Exercise objective:
Copy nothing but the text: reproduce each line of the listing exactly and leave the pictures out.
Start of Material for this task
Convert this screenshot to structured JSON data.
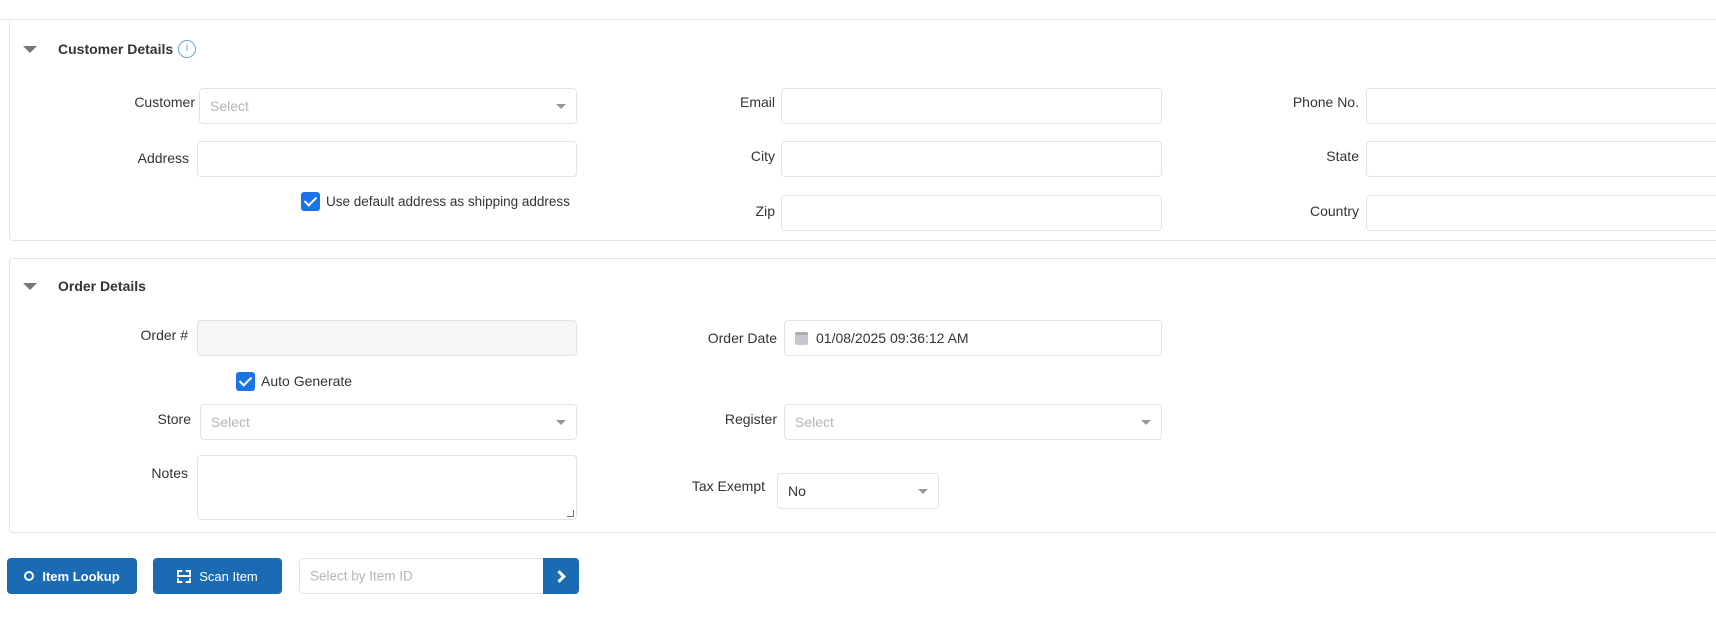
{
  "customer_details": {
    "title": "Customer Details",
    "customer_label": "Customer",
    "customer_placeholder": "Select",
    "address_label": "Address",
    "default_address_checkbox": "Use default address as shipping address",
    "default_address_checked": true,
    "email_label": "Email",
    "city_label": "City",
    "zip_label": "Zip",
    "phone_label": "Phone No.",
    "state_label": "State",
    "country_label": "Country"
  },
  "order_details": {
    "title": "Order Details",
    "order_no_label": "Order #",
    "auto_generate_label": "Auto Generate",
    "auto_generate_checked": true,
    "store_label": "Store",
    "store_placeholder": "Select",
    "notes_label": "Notes",
    "order_date_label": "Order Date",
    "order_date_value": "01/08/2025 09:36:12 AM",
    "register_label": "Register",
    "register_placeholder": "Select",
    "tax_exempt_label": "Tax Exempt",
    "tax_exempt_value": "No"
  },
  "toolbar": {
    "item_lookup": "Item Lookup",
    "scan_item": "Scan Item",
    "item_id_placeholder": "Select by Item ID"
  },
  "colors": {
    "primary": "#1a6bb3",
    "checkbox": "#1a73e8"
  }
}
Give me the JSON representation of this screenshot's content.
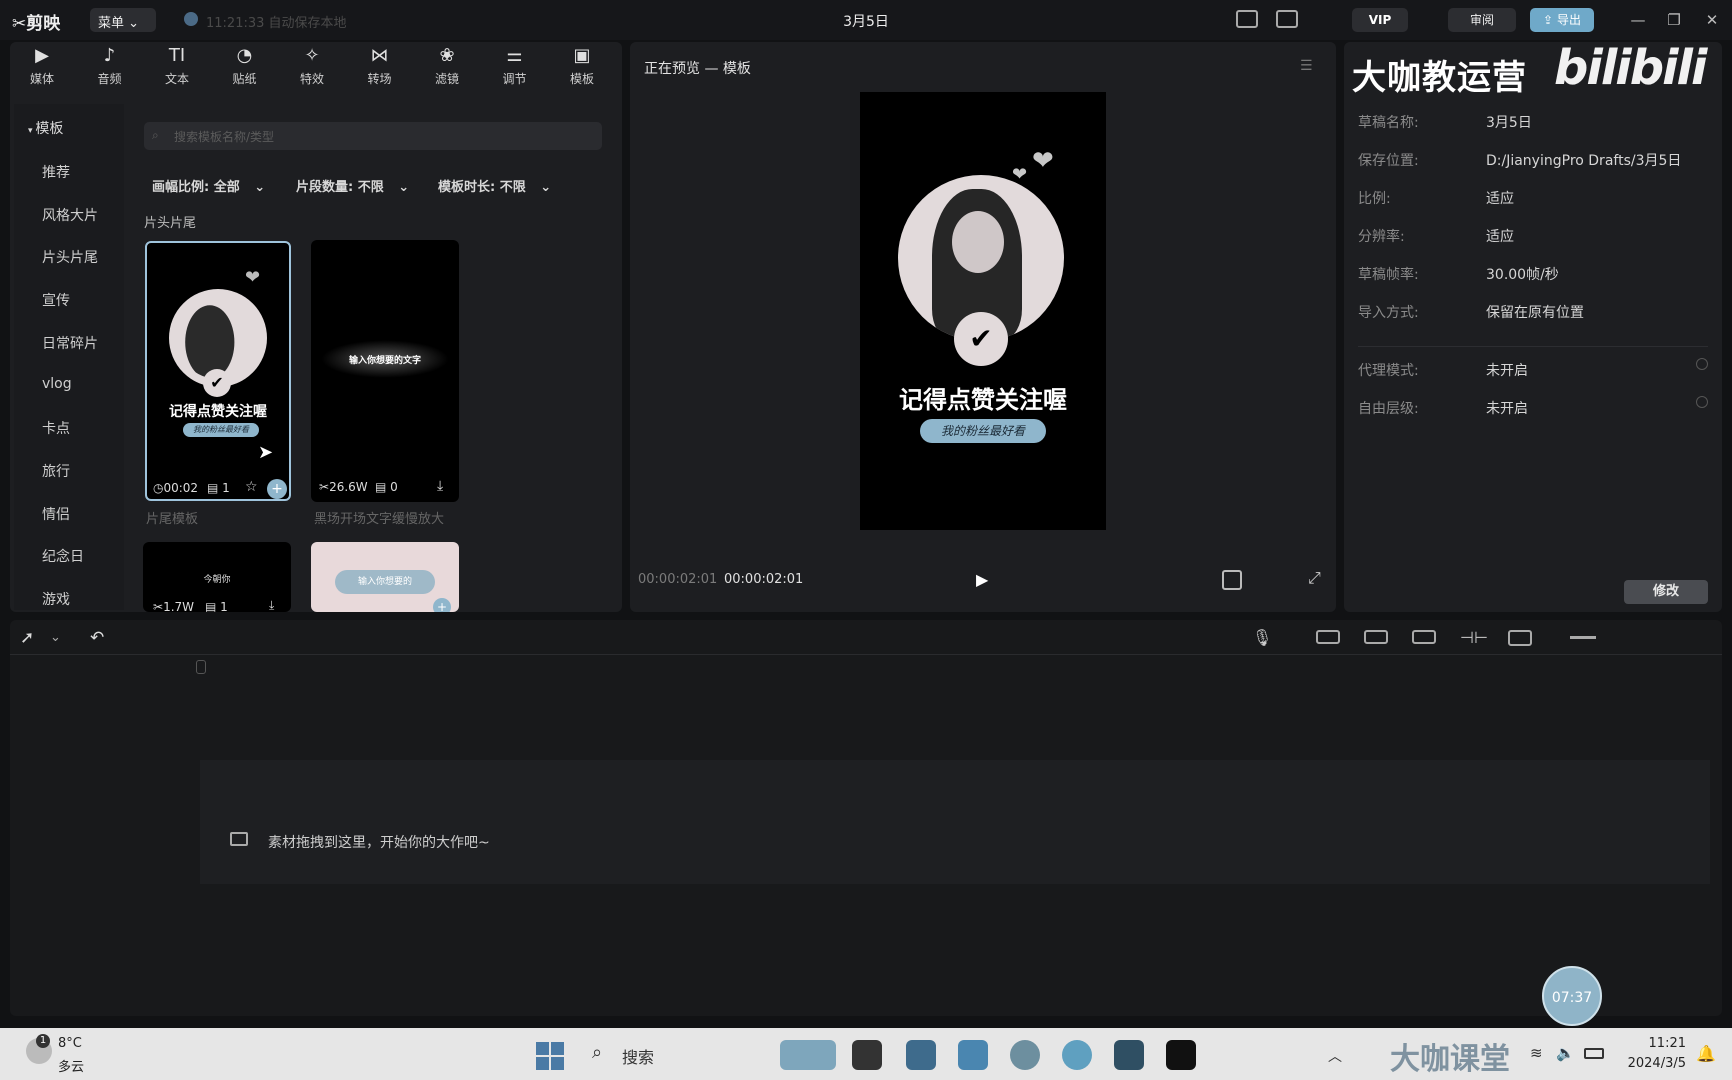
{
  "titlebar": {
    "app_name": "剪映",
    "menu_label": "菜单",
    "autosave": "11:21:33 自动保存本地",
    "doc_title": "3月5日",
    "vip_label": "VIP",
    "review_label": "审阅",
    "export_label": "导出"
  },
  "tools": [
    {
      "label": "媒体",
      "icon": "media-icon",
      "glyph": "▶"
    },
    {
      "label": "音频",
      "icon": "audio-icon",
      "glyph": "♪"
    },
    {
      "label": "文本",
      "icon": "text-icon",
      "glyph": "TI"
    },
    {
      "label": "贴纸",
      "icon": "sticker-icon",
      "glyph": "◔"
    },
    {
      "label": "特效",
      "icon": "effects-icon",
      "glyph": "✧"
    },
    {
      "label": "转场",
      "icon": "transition-icon",
      "glyph": "⋈"
    },
    {
      "label": "滤镜",
      "icon": "filter-icon",
      "glyph": "❀"
    },
    {
      "label": "调节",
      "icon": "adjust-icon",
      "glyph": "⚌"
    },
    {
      "label": "模板",
      "icon": "template-icon",
      "glyph": "▣"
    }
  ],
  "categories": {
    "header": "模板",
    "items": [
      "推荐",
      "风格大片",
      "片头片尾",
      "宣传",
      "日常碎片",
      "vlog",
      "卡点",
      "旅行",
      "情侣",
      "纪念日",
      "游戏"
    ]
  },
  "search": {
    "placeholder": "搜索模板名称/类型"
  },
  "filters": [
    "画幅比例: 全部",
    "片段数量: 不限",
    "模板时长: 不限"
  ],
  "section_label": "片头片尾",
  "cards": [
    {
      "headline": "记得点赞关注喔",
      "sub": "我的粉丝最好看",
      "duration": "00:02",
      "clips": "1",
      "title": "片尾模板"
    },
    {
      "headline": "输入你想要的文字",
      "uses": "26.6W",
      "clips": "0",
      "title": "黑场开场文字缓慢放大"
    },
    {
      "headline": "今朝你",
      "uses": "1.7W",
      "clips": "1"
    },
    {
      "headline": "输入你想要的"
    }
  ],
  "preview": {
    "title": "正在预览 — 模板",
    "headline": "记得点赞关注喔",
    "sub": "我的粉丝最好看",
    "timecode_current": "00:00:02:01",
    "timecode_total": "00:00:02:01"
  },
  "watermark": {
    "left": "大咖教运营",
    "right": "bilibili",
    "bottom": "大咖课堂"
  },
  "props": [
    {
      "label": "草稿名称:",
      "value": "3月5日"
    },
    {
      "label": "保存位置:",
      "value": "D:/JianyingPro Drafts/3月5日"
    },
    {
      "label": "比例:",
      "value": "适应"
    },
    {
      "label": "分辨率:",
      "value": "适应"
    },
    {
      "label": "草稿帧率:",
      "value": "30.00帧/秒"
    },
    {
      "label": "导入方式:",
      "value": "保留在原有位置"
    },
    {
      "label": "代理模式:",
      "value": "未开启"
    },
    {
      "label": "自由层级:",
      "value": "未开启"
    }
  ],
  "modify_label": "修改",
  "timeline": {
    "drop_hint": "素材拖拽到这里，开始你的大作吧~"
  },
  "timer_badge": "07:37",
  "taskbar": {
    "weather_temp": "8°C",
    "weather_state": "多云",
    "weather_badge": "1",
    "search_label": "搜索",
    "time": "11:21",
    "date": "2024/3/5"
  },
  "colors": {
    "accent": "#6fa9c9",
    "panel": "#1d1e21",
    "selected_border": "#9fc4dc"
  }
}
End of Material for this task
Solution:
Convert this screenshot to structured JSON data.
{
  "customer_details": {
    "title": "Customer Details",
    "customer_label": "Customer",
    "customer_placeholder": "Select",
    "address_label": "Address",
    "default_address_checkbox": "Use default address as shipping address",
    "default_address_checked": true,
    "email_label": "Email",
    "city_label": "City",
    "zip_label": "Zip",
    "phone_label": "Phone No.",
    "state_label": "State",
    "country_label": "Country"
  },
  "order_details": {
    "title": "Order Details",
    "order_no_label": "Order #",
    "auto_generate_label": "Auto Generate",
    "auto_generate_checked": true,
    "store_label": "Store",
    "store_placeholder": "Select",
    "notes_label": "Notes",
    "order_date_label": "Order Date",
    "order_date_value": "01/08/2025 09:36:12 AM",
    "register_label": "Register",
    "register_placeholder": "Select",
    "tax_exempt_label": "Tax Exempt",
    "tax_exempt_value": "No"
  },
  "toolbar": {
    "item_lookup": "Item Lookup",
    "scan_item": "Scan Item",
    "item_id_placeholder": "Select by Item ID"
  },
  "colors": {
    "primary": "#1a6bb3",
    "checkbox": "#1a73e8"
  }
}
Give me the JSON representation of this screenshot's content.
{
  "titlebar": {
    "app_name": "剪映",
    "menu_label": "菜单",
    "autosave": "11:21:33 自动保存本地",
    "doc_title": "3月5日",
    "vip_label": "VIP",
    "review_label": "审阅",
    "export_label": "导出"
  },
  "tools": [
    {
      "label": "媒体",
      "icon": "media-icon",
      "glyph": "▶"
    },
    {
      "label": "音频",
      "icon": "audio-icon",
      "glyph": "♪"
    },
    {
      "label": "文本",
      "icon": "text-icon",
      "glyph": "TI"
    },
    {
      "label": "贴纸",
      "icon": "sticker-icon",
      "glyph": "◔"
    },
    {
      "label": "特效",
      "icon": "effects-icon",
      "glyph": "✧"
    },
    {
      "label": "转场",
      "icon": "transition-icon",
      "glyph": "⋈"
    },
    {
      "label": "滤镜",
      "icon": "filter-icon",
      "glyph": "❀"
    },
    {
      "label": "调节",
      "icon": "adjust-icon",
      "glyph": "⚌"
    },
    {
      "label": "模板",
      "icon": "template-icon",
      "glyph": "▣"
    }
  ],
  "categories": {
    "header": "模板",
    "items": [
      "推荐",
      "风格大片",
      "片头片尾",
      "宣传",
      "日常碎片",
      "vlog",
      "卡点",
      "旅行",
      "情侣",
      "纪念日",
      "游戏"
    ]
  },
  "search": {
    "placeholder": "搜索模板名称/类型"
  },
  "filters": [
    "画幅比例: 全部",
    "片段数量: 不限",
    "模板时长: 不限"
  ],
  "section_label": "片头片尾",
  "cards": [
    {
      "headline": "记得点赞关注喔",
      "sub": "我的粉丝最好看",
      "duration": "00:02",
      "clips": "1",
      "title": "片尾模板"
    },
    {
      "headline": "输入你想要的文字",
      "uses": "26.6W",
      "clips": "0",
      "title": "黑场开场文字缓慢放大"
    },
    {
      "headline": "今朝你",
      "uses": "1.7W",
      "clips": "1"
    },
    {
      "headline": "输入你想要的"
    }
  ],
  "preview": {
    "title": "正在预览 — 模板",
    "headline": "记得点赞关注喔",
    "sub": "我的粉丝最好看",
    "timecode_current": "00:00:02:01",
    "timecode_total": "00:00:02:01"
  },
  "watermark": {
    "left": "大咖教运营",
    "right": "bilibili",
    "bottom": "大咖课堂"
  },
  "props": [
    {
      "label": "草稿名称:",
      "value": "3月5日"
    },
    {
      "label": "保存位置:",
      "value": "D:/JianyingPro Drafts/3月5日"
    },
    {
      "label": "比例:",
      "value": "适应"
    },
    {
      "label": "分辨率:",
      "value": "适应"
    },
    {
      "label": "草稿帧率:",
      "value": "30.00帧/秒"
    },
    {
      "label": "导入方式:",
      "value": "保留在原有位置"
    },
    {
      "label": "代理模式:",
      "value": "未开启"
    },
    {
      "label": "自由层级:",
      "value": "未开启"
    }
  ],
  "modify_label": "修改",
  "timeline": {
    "drop_hint": "素材拖拽到这里，开始你的大作吧~"
  },
  "timer_badge": "07:37",
  "taskbar": {
    "weather_temp": "8°C",
    "weather_state": "多云",
    "weather_badge": "1",
    "search_label": "搜索",
    "time": "11:21",
    "date": "2024/3/5"
  },
  "colors": {
    "accent": "#6fa9c9",
    "panel": "#1d1e21",
    "selected_border": "#9fc4dc"
  }
}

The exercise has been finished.